*** Opening of PROVIDED DATA ***
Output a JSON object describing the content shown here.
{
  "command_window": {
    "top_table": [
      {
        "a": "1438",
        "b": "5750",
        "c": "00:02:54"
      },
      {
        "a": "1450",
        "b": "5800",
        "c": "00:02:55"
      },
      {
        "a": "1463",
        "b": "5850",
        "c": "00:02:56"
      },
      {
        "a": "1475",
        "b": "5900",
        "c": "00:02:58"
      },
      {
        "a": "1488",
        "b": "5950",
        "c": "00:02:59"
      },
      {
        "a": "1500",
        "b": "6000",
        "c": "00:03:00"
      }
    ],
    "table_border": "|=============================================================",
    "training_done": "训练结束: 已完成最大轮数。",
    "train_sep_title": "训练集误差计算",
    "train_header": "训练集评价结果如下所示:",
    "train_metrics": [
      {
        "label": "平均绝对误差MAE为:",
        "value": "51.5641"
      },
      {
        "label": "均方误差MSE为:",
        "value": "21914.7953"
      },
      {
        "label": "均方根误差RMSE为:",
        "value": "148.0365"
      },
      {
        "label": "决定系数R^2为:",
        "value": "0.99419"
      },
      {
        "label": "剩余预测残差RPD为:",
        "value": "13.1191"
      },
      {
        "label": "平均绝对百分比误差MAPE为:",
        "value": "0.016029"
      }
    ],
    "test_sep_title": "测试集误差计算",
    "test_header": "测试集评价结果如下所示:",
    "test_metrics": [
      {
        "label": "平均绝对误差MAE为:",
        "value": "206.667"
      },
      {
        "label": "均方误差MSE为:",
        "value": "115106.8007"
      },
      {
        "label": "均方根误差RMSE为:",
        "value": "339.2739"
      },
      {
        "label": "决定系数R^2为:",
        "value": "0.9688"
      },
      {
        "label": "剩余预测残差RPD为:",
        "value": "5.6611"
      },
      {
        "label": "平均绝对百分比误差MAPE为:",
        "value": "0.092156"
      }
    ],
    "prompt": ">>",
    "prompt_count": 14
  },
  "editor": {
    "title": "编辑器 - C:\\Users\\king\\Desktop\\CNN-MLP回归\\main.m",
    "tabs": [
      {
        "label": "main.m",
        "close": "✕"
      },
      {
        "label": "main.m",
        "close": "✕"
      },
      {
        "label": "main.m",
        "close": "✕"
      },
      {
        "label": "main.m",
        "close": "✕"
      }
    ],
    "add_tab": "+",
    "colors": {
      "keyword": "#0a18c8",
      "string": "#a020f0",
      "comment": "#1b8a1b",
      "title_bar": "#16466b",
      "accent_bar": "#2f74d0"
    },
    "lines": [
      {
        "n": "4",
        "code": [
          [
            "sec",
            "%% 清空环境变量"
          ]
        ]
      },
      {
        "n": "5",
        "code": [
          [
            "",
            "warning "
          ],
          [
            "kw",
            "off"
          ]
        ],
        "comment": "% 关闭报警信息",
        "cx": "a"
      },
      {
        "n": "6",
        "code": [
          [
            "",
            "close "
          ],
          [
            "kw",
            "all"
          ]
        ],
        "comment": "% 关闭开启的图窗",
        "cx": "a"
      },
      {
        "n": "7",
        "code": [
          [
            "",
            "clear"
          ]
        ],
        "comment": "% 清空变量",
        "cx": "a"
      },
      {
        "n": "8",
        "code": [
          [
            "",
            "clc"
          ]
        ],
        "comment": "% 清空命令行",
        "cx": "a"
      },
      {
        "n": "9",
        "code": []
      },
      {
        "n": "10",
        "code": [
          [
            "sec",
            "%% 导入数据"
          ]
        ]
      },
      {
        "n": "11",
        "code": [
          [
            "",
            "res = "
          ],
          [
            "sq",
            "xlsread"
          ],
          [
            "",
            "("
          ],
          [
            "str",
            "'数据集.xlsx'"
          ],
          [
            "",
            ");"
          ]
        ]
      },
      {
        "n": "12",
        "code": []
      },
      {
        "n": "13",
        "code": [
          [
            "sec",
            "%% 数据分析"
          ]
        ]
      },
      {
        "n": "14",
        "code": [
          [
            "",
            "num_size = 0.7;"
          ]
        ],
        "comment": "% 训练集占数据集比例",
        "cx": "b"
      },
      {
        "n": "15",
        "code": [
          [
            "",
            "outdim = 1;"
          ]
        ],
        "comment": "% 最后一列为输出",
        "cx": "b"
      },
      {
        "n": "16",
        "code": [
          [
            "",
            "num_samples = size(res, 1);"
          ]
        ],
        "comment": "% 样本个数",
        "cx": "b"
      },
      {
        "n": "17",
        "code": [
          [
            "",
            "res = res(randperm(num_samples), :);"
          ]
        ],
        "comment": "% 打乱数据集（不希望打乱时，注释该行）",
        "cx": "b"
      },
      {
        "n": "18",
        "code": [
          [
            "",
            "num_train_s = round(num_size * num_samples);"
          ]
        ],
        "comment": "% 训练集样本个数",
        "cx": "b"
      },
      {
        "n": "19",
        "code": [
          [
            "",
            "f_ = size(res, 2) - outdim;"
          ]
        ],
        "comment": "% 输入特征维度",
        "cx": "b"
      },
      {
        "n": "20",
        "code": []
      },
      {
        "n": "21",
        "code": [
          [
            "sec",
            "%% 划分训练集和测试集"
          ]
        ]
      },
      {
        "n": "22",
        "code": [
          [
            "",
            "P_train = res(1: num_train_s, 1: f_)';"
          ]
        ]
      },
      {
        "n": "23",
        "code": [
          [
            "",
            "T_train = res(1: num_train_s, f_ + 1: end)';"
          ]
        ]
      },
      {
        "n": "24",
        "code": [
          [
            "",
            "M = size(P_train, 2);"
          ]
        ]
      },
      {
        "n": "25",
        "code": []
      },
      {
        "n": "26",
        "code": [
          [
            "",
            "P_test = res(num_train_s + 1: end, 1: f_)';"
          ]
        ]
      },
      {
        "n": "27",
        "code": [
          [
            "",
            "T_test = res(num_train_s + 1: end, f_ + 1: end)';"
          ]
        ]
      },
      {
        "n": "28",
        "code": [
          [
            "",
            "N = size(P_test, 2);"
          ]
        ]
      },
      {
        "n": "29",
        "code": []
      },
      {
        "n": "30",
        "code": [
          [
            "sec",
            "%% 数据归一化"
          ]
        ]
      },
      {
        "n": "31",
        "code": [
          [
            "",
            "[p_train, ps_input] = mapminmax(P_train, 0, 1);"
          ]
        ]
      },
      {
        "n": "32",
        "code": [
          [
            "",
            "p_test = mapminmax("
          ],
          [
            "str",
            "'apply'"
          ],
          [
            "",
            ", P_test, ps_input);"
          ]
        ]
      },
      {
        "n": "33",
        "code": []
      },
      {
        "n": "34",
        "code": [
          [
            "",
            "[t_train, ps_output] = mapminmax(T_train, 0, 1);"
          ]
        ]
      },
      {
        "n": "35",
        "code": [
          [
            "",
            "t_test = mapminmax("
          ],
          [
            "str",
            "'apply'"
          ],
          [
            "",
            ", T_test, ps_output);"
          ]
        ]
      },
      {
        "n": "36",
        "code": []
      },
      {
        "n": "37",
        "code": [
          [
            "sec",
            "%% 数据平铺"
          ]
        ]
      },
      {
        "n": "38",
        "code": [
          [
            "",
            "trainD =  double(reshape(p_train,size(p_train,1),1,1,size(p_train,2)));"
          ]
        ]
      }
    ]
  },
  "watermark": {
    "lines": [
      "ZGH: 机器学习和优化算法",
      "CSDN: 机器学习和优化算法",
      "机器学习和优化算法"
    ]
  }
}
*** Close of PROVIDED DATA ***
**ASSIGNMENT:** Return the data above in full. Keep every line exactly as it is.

**ANSWER BELOW:**
Output a JSON object describing the content shown here.
{
  "command_window": {
    "top_table": [
      {
        "a": "1438",
        "b": "5750",
        "c": "00:02:54"
      },
      {
        "a": "1450",
        "b": "5800",
        "c": "00:02:55"
      },
      {
        "a": "1463",
        "b": "5850",
        "c": "00:02:56"
      },
      {
        "a": "1475",
        "b": "5900",
        "c": "00:02:58"
      },
      {
        "a": "1488",
        "b": "5950",
        "c": "00:02:59"
      },
      {
        "a": "1500",
        "b": "6000",
        "c": "00:03:00"
      }
    ],
    "table_border": "|=============================================================",
    "training_done": "训练结束: 已完成最大轮数。",
    "train_sep_title": "训练集误差计算",
    "train_header": "训练集评价结果如下所示:",
    "train_metrics": [
      {
        "label": "平均绝对误差MAE为:",
        "value": "51.5641"
      },
      {
        "label": "均方误差MSE为:",
        "value": "21914.7953"
      },
      {
        "label": "均方根误差RMSE为:",
        "value": "148.0365"
      },
      {
        "label": "决定系数R^2为:",
        "value": "0.99419"
      },
      {
        "label": "剩余预测残差RPD为:",
        "value": "13.1191"
      },
      {
        "label": "平均绝对百分比误差MAPE为:",
        "value": "0.016029"
      }
    ],
    "test_sep_title": "测试集误差计算",
    "test_header": "测试集评价结果如下所示:",
    "test_metrics": [
      {
        "label": "平均绝对误差MAE为:",
        "value": "206.667"
      },
      {
        "label": "均方误差MSE为:",
        "value": "115106.8007"
      },
      {
        "label": "均方根误差RMSE为:",
        "value": "339.2739"
      },
      {
        "label": "决定系数R^2为:",
        "value": "0.9688"
      },
      {
        "label": "剩余预测残差RPD为:",
        "value": "5.6611"
      },
      {
        "label": "平均绝对百分比误差MAPE为:",
        "value": "0.092156"
      }
    ],
    "prompt": ">>",
    "prompt_count": 14
  },
  "editor": {
    "title": "编辑器 - C:\\Users\\king\\Desktop\\CNN-MLP回归\\main.m",
    "tabs": [
      {
        "label": "main.m",
        "close": "✕"
      },
      {
        "label": "main.m",
        "close": "✕"
      },
      {
        "label": "main.m",
        "close": "✕"
      },
      {
        "label": "main.m",
        "close": "✕"
      }
    ],
    "add_tab": "+",
    "colors": {
      "keyword": "#0a18c8",
      "string": "#a020f0",
      "comment": "#1b8a1b",
      "title_bar": "#16466b",
      "accent_bar": "#2f74d0"
    },
    "lines": [
      {
        "n": "4",
        "code": [
          [
            "sec",
            "%% 清空环境变量"
          ]
        ]
      },
      {
        "n": "5",
        "code": [
          [
            "",
            "warning "
          ],
          [
            "kw",
            "off"
          ]
        ],
        "comment": "% 关闭报警信息",
        "cx": "a"
      },
      {
        "n": "6",
        "code": [
          [
            "",
            "close "
          ],
          [
            "kw",
            "all"
          ]
        ],
        "comment": "% 关闭开启的图窗",
        "cx": "a"
      },
      {
        "n": "7",
        "code": [
          [
            "",
            "clear"
          ]
        ],
        "comment": "% 清空变量",
        "cx": "a"
      },
      {
        "n": "8",
        "code": [
          [
            "",
            "clc"
          ]
        ],
        "comment": "% 清空命令行",
        "cx": "a"
      },
      {
        "n": "9",
        "code": []
      },
      {
        "n": "10",
        "code": [
          [
            "sec",
            "%% 导入数据"
          ]
        ]
      },
      {
        "n": "11",
        "code": [
          [
            "",
            "res = "
          ],
          [
            "sq",
            "xlsread"
          ],
          [
            "",
            "("
          ],
          [
            "str",
            "'数据集.xlsx'"
          ],
          [
            "",
            ");"
          ]
        ]
      },
      {
        "n": "12",
        "code": []
      },
      {
        "n": "13",
        "code": [
          [
            "sec",
            "%% 数据分析"
          ]
        ]
      },
      {
        "n": "14",
        "code": [
          [
            "",
            "num_size = 0.7;"
          ]
        ],
        "comment": "% 训练集占数据集比例",
        "cx": "b"
      },
      {
        "n": "15",
        "code": [
          [
            "",
            "outdim = 1;"
          ]
        ],
        "comment": "% 最后一列为输出",
        "cx": "b"
      },
      {
        "n": "16",
        "code": [
          [
            "",
            "num_samples = size(res, 1);"
          ]
        ],
        "comment": "% 样本个数",
        "cx": "b"
      },
      {
        "n": "17",
        "code": [
          [
            "",
            "res = res(randperm(num_samples), :);"
          ]
        ],
        "comment": "% 打乱数据集（不希望打乱时，注释该行）",
        "cx": "b"
      },
      {
        "n": "18",
        "code": [
          [
            "",
            "num_train_s = round(num_size * num_samples);"
          ]
        ],
        "comment": "% 训练集样本个数",
        "cx": "b"
      },
      {
        "n": "19",
        "code": [
          [
            "",
            "f_ = size(res, 2) - outdim;"
          ]
        ],
        "comment": "% 输入特征维度",
        "cx": "b"
      },
      {
        "n": "20",
        "code": []
      },
      {
        "n": "21",
        "code": [
          [
            "sec",
            "%% 划分训练集和测试集"
          ]
        ]
      },
      {
        "n": "22",
        "code": [
          [
            "",
            "P_train = res(1: num_train_s, 1: f_)';"
          ]
        ]
      },
      {
        "n": "23",
        "code": [
          [
            "",
            "T_train = res(1: num_train_s, f_ + 1: end)';"
          ]
        ]
      },
      {
        "n": "24",
        "code": [
          [
            "",
            "M = size(P_train, 2);"
          ]
        ]
      },
      {
        "n": "25",
        "code": []
      },
      {
        "n": "26",
        "code": [
          [
            "",
            "P_test = res(num_train_s + 1: end, 1: f_)';"
          ]
        ]
      },
      {
        "n": "27",
        "code": [
          [
            "",
            "T_test = res(num_train_s + 1: end, f_ + 1: end)';"
          ]
        ]
      },
      {
        "n": "28",
        "code": [
          [
            "",
            "N = size(P_test, 2);"
          ]
        ]
      },
      {
        "n": "29",
        "code": []
      },
      {
        "n": "30",
        "code": [
          [
            "sec",
            "%% 数据归一化"
          ]
        ]
      },
      {
        "n": "31",
        "code": [
          [
            "",
            "[p_train, ps_input] = mapminmax(P_train, 0, 1);"
          ]
        ]
      },
      {
        "n": "32",
        "code": [
          [
            "",
            "p_test = mapminmax("
          ],
          [
            "str",
            "'apply'"
          ],
          [
            "",
            ", P_test, ps_input);"
          ]
        ]
      },
      {
        "n": "33",
        "code": []
      },
      {
        "n": "34",
        "code": [
          [
            "",
            "[t_train, ps_output] = mapminmax(T_train, 0, 1);"
          ]
        ]
      },
      {
        "n": "35",
        "code": [
          [
            "",
            "t_test = mapminmax("
          ],
          [
            "str",
            "'apply'"
          ],
          [
            "",
            ", T_test, ps_output);"
          ]
        ]
      },
      {
        "n": "36",
        "code": []
      },
      {
        "n": "37",
        "code": [
          [
            "sec",
            "%% 数据平铺"
          ]
        ]
      },
      {
        "n": "38",
        "code": [
          [
            "",
            "trainD =  double(reshape(p_train,size(p_train,1),1,1,size(p_train,2)));"
          ]
        ]
      }
    ]
  },
  "watermark": {
    "lines": [
      "ZGH: 机器学习和优化算法",
      "CSDN: 机器学习和优化算法",
      "机器学习和优化算法"
    ]
  }
}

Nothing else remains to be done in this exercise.